**PROBLEM DETAILS**:
Comb the records below for the string "post" and copy each line where it turns up.

Data records for software interfaces

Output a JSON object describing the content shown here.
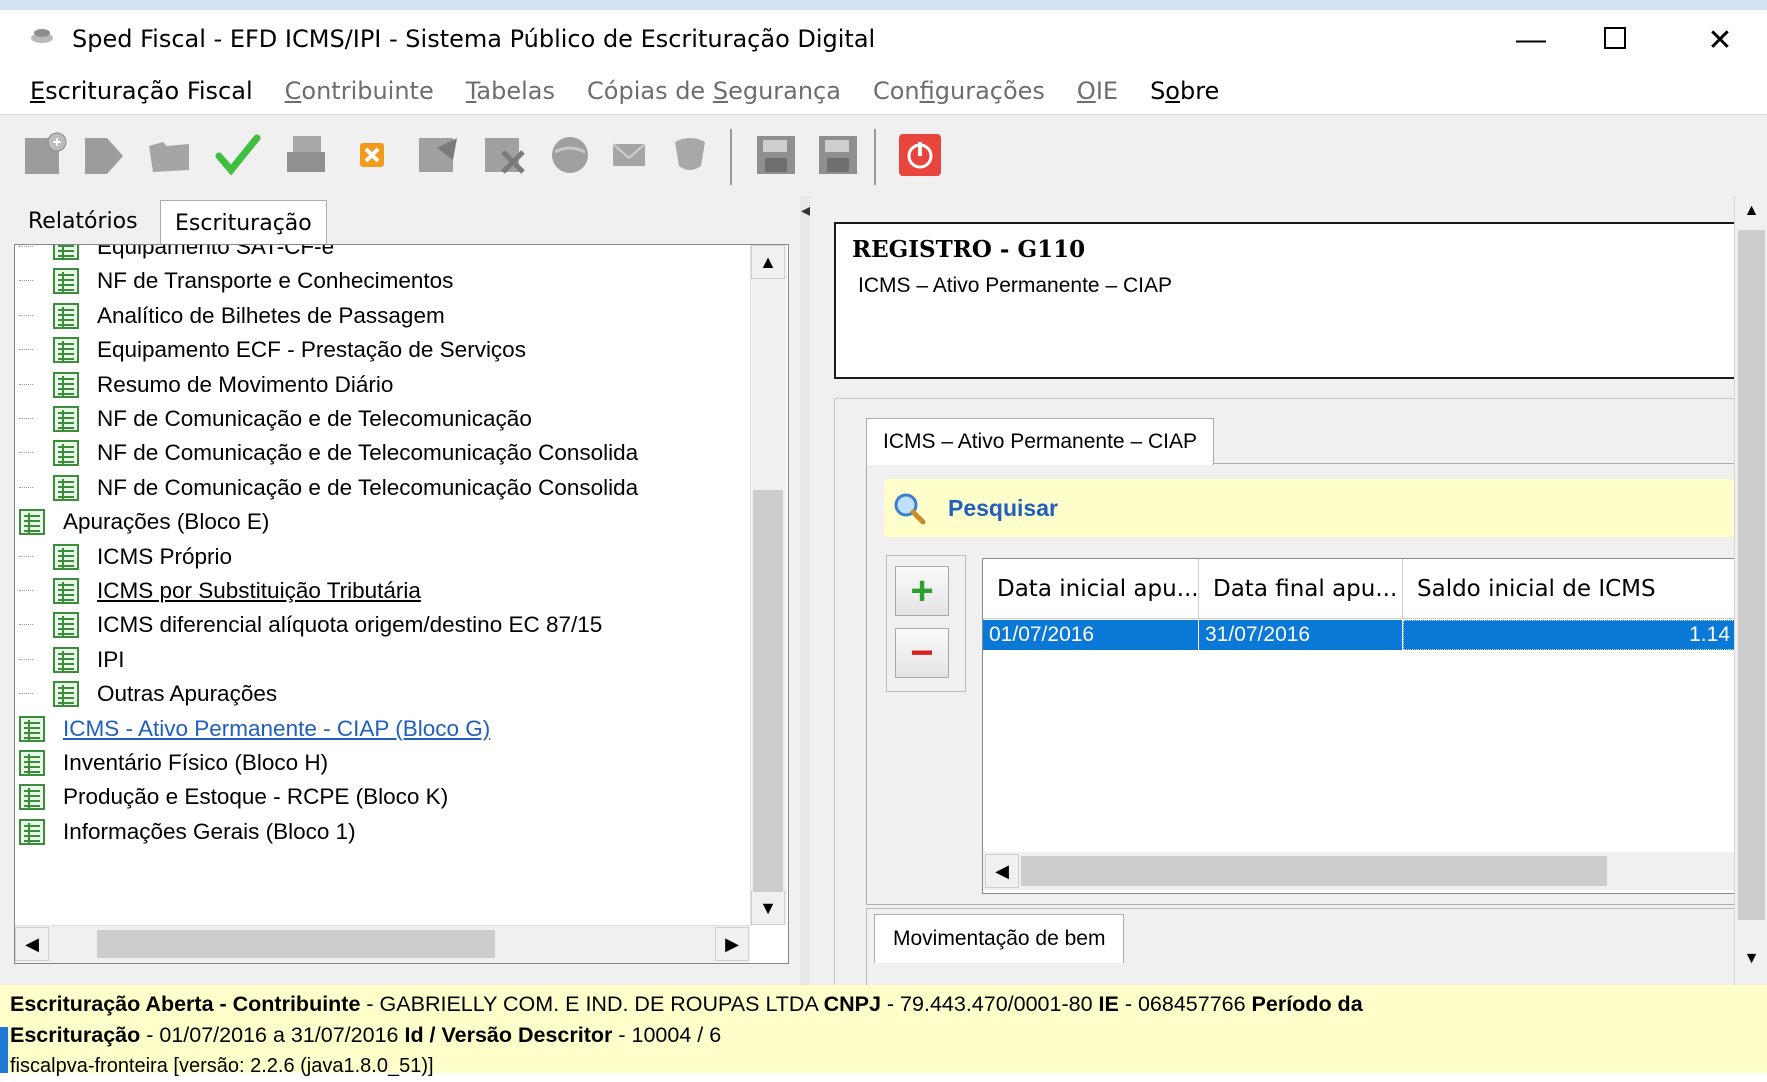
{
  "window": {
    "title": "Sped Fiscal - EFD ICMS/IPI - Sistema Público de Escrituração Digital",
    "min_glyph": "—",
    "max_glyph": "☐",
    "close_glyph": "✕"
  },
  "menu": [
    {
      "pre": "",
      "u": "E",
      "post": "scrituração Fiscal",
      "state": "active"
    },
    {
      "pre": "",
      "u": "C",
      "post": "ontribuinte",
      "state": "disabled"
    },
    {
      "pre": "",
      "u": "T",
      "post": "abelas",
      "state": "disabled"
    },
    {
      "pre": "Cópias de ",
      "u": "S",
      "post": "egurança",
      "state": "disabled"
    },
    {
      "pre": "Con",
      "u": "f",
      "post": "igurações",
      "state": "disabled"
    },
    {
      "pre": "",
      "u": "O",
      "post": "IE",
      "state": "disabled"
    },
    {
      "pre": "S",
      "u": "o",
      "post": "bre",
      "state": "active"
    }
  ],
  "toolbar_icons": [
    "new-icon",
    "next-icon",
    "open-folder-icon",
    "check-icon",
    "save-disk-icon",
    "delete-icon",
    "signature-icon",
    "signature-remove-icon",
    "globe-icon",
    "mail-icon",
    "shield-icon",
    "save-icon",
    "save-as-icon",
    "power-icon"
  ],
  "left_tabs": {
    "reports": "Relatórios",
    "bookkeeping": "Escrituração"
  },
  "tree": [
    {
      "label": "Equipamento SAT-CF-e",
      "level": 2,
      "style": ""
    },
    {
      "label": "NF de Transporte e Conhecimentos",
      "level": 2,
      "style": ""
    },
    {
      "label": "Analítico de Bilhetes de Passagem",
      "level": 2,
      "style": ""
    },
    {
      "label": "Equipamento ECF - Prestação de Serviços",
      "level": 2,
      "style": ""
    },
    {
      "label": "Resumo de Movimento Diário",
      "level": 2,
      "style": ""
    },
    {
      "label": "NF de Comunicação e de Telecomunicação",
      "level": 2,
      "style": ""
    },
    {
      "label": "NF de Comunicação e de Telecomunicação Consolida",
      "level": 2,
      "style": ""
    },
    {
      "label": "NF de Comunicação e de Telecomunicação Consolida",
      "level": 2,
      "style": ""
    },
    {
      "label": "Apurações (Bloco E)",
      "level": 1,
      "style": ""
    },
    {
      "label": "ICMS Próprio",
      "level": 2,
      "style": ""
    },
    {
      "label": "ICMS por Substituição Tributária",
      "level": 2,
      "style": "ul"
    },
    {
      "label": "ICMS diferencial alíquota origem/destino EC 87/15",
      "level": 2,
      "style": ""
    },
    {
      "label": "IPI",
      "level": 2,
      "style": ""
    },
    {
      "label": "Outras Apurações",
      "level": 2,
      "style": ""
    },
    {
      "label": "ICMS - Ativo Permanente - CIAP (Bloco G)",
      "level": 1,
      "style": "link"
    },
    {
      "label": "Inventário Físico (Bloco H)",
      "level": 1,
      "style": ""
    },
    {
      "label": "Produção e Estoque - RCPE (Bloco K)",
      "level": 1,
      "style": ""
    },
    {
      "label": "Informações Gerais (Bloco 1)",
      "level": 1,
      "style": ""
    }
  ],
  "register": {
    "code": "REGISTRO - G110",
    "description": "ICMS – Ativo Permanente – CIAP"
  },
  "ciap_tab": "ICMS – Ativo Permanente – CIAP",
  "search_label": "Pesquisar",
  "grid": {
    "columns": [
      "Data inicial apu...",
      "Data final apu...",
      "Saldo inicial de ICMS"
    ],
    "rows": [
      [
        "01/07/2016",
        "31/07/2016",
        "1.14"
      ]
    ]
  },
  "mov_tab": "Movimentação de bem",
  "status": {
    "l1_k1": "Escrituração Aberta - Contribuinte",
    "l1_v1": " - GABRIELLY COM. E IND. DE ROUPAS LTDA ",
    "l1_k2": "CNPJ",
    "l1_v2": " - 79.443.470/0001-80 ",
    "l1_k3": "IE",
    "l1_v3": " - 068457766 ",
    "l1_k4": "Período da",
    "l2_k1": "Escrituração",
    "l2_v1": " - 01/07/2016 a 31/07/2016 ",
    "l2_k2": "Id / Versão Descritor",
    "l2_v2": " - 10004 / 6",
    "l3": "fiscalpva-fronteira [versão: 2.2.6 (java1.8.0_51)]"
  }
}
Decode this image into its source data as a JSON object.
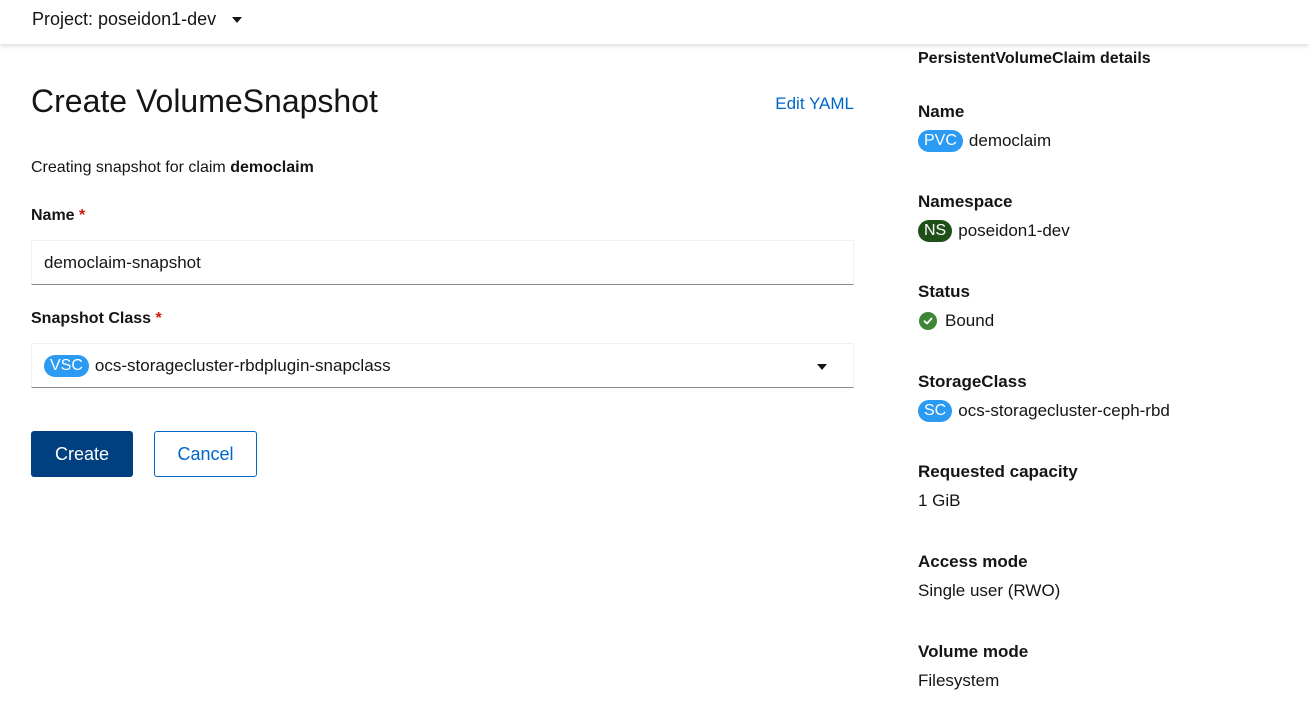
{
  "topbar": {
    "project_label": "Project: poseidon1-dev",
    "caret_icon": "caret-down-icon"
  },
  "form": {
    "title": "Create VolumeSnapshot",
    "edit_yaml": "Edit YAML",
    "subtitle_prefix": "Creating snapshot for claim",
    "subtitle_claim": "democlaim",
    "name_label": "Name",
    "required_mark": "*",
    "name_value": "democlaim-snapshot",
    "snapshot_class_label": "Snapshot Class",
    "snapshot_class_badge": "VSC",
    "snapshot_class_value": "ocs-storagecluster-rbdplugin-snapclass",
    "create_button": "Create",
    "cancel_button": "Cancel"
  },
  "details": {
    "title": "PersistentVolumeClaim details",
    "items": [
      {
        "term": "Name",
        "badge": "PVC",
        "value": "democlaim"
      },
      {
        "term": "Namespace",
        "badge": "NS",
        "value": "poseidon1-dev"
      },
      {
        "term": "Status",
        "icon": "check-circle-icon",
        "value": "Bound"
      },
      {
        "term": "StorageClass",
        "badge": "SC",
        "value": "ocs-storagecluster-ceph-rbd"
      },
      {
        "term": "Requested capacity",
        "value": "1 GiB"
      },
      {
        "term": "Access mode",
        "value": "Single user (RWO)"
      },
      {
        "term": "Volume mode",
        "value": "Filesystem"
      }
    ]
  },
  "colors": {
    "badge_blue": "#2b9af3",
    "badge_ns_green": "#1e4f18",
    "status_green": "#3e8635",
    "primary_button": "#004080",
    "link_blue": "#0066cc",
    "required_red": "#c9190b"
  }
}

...

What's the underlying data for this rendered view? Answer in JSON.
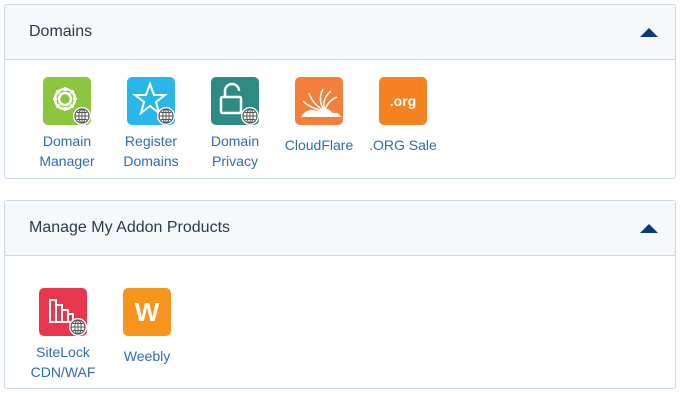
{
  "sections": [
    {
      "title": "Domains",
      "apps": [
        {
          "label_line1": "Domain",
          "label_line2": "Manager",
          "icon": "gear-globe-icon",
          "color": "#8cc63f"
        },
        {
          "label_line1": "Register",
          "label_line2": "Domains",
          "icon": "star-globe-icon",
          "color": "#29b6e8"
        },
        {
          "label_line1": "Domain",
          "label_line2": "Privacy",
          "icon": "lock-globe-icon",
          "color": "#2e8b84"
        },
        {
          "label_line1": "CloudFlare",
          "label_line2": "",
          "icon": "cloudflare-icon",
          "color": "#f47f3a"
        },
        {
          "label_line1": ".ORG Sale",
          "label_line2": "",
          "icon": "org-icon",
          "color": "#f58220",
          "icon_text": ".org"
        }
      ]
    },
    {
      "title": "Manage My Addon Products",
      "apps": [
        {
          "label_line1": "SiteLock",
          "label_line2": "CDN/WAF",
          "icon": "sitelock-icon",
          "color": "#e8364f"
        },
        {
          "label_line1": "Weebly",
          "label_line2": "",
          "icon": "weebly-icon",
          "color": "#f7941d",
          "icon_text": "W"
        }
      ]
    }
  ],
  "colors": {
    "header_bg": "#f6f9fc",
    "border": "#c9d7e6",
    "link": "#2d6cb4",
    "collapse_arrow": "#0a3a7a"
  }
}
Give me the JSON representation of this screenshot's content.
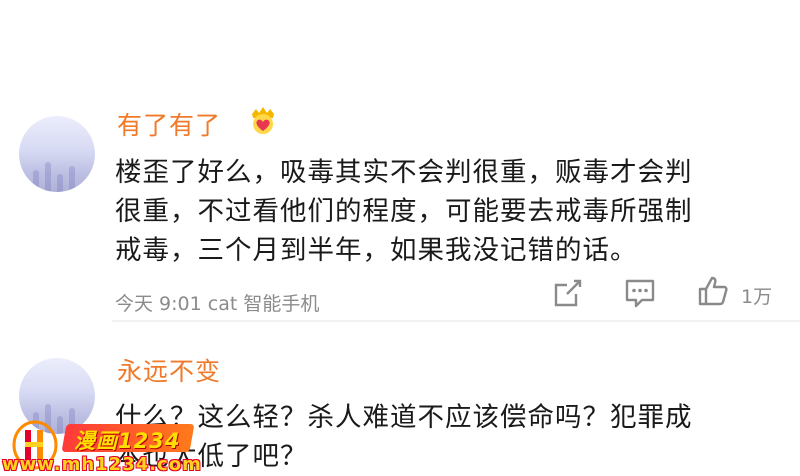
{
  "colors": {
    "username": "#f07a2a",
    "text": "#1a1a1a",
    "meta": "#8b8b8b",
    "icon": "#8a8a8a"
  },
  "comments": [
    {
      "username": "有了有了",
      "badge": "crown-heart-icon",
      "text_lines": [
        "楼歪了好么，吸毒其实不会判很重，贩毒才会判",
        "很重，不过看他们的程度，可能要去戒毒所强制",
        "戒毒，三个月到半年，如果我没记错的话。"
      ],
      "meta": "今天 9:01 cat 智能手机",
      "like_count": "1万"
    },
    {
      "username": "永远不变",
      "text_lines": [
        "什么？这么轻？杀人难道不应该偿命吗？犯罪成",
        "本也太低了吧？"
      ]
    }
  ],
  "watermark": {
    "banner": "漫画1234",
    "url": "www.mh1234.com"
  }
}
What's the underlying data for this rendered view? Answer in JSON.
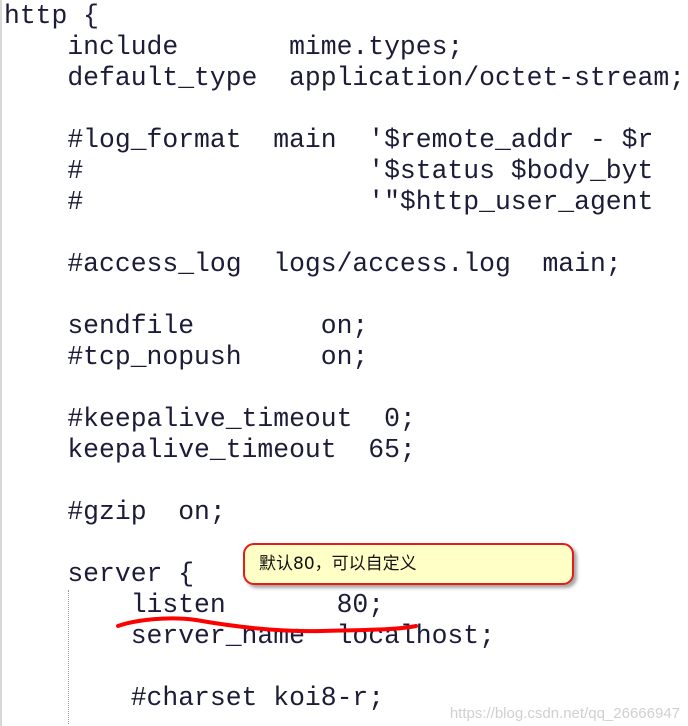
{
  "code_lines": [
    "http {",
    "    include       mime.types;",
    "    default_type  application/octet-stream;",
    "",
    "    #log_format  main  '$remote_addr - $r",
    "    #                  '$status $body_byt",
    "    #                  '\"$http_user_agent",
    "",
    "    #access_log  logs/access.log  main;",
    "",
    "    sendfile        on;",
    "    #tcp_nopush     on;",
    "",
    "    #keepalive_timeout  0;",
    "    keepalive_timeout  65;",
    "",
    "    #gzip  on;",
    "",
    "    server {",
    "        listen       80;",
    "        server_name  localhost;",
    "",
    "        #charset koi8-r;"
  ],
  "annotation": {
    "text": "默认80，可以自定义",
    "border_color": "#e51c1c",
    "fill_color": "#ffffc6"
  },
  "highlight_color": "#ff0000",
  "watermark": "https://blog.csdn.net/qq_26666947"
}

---

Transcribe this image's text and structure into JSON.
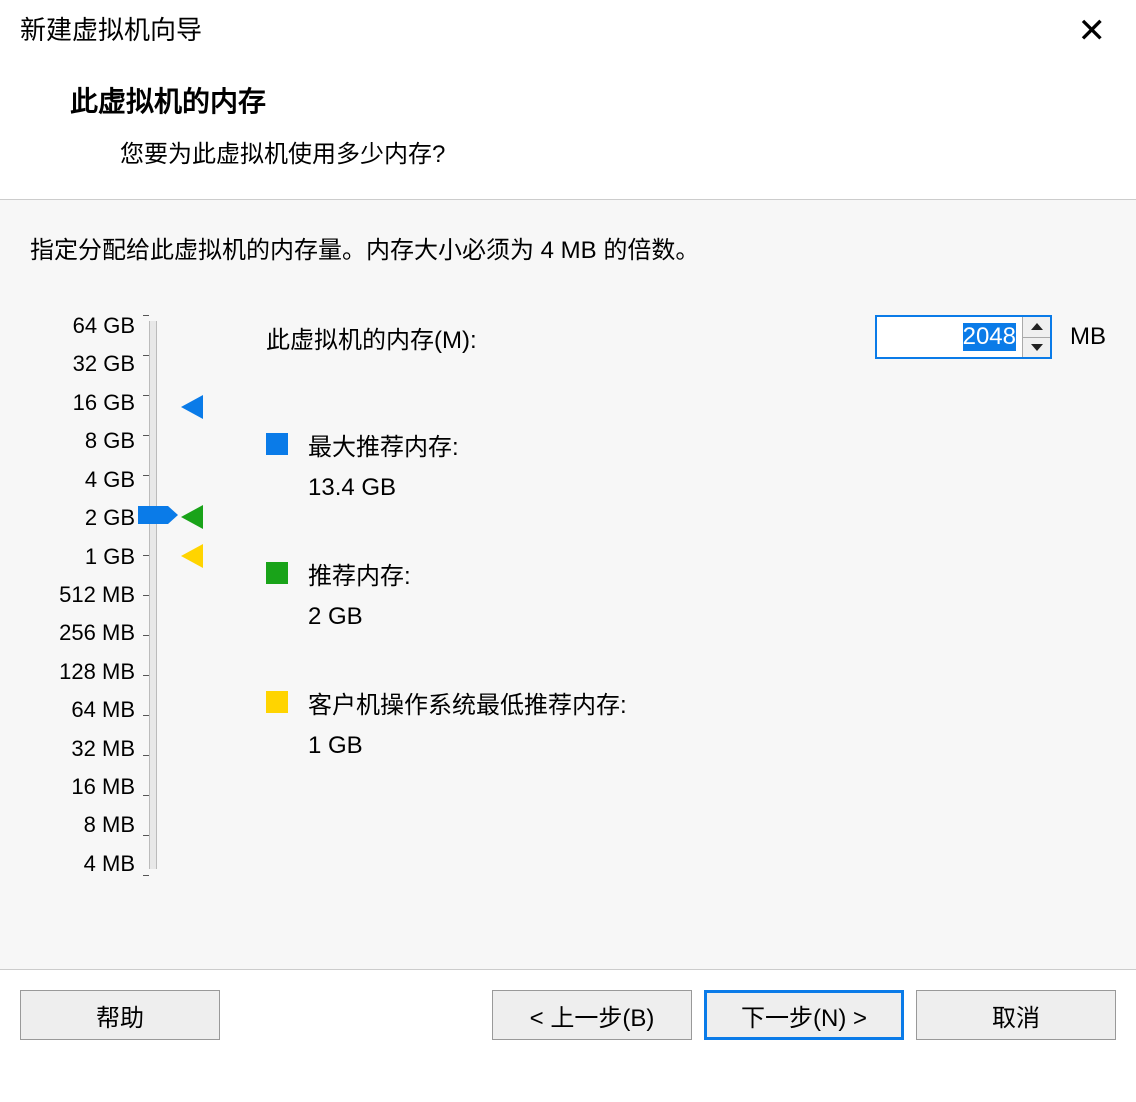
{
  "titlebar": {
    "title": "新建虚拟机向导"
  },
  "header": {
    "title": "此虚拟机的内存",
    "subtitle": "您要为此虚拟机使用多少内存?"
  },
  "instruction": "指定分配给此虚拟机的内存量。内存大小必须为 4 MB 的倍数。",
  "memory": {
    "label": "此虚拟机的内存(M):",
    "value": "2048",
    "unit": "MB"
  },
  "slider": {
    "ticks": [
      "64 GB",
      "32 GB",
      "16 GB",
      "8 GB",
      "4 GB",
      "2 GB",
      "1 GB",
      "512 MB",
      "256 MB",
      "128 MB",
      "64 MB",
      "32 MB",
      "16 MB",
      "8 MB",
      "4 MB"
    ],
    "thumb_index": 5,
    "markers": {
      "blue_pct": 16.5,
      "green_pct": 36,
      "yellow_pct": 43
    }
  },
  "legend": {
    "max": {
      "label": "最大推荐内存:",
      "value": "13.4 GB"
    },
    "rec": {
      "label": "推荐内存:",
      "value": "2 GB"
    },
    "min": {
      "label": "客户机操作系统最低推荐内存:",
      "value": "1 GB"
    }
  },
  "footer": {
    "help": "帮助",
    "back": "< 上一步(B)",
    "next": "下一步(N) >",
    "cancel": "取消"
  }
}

**EXERCISE RESULT**:
      "post": "scrituração Fiscal",
      "post": "ontribuinte",
      "post": "abelas",
      "post": "egurança",
      "post": "igurações",
      "post": "IE",
      "post": "bre",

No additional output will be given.